* [DIRECTIONS] Look below and pull out each line with the word "icon".

* [INPUT RECORDS]
┏━━
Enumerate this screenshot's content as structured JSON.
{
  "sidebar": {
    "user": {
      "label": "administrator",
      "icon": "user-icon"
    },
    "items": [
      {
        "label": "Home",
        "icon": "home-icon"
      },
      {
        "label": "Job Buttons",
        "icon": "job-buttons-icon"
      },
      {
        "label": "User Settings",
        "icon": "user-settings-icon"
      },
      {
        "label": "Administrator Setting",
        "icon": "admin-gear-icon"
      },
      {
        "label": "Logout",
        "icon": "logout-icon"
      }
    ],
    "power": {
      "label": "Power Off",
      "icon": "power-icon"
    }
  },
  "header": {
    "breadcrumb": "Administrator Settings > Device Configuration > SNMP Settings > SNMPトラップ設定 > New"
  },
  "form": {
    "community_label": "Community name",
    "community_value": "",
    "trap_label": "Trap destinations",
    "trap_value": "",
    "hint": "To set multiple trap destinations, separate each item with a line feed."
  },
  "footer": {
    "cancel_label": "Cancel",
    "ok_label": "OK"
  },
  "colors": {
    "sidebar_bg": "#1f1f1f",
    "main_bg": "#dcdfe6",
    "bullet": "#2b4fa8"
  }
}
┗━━
* [YOUR SOLUTION]
      "icon": "user-icon"
        "icon": "home-icon"
        "icon": "job-buttons-icon"
        "icon": "user-settings-icon"
        "icon": "admin-gear-icon"
        "icon": "logout-icon"
      "icon": "power-icon"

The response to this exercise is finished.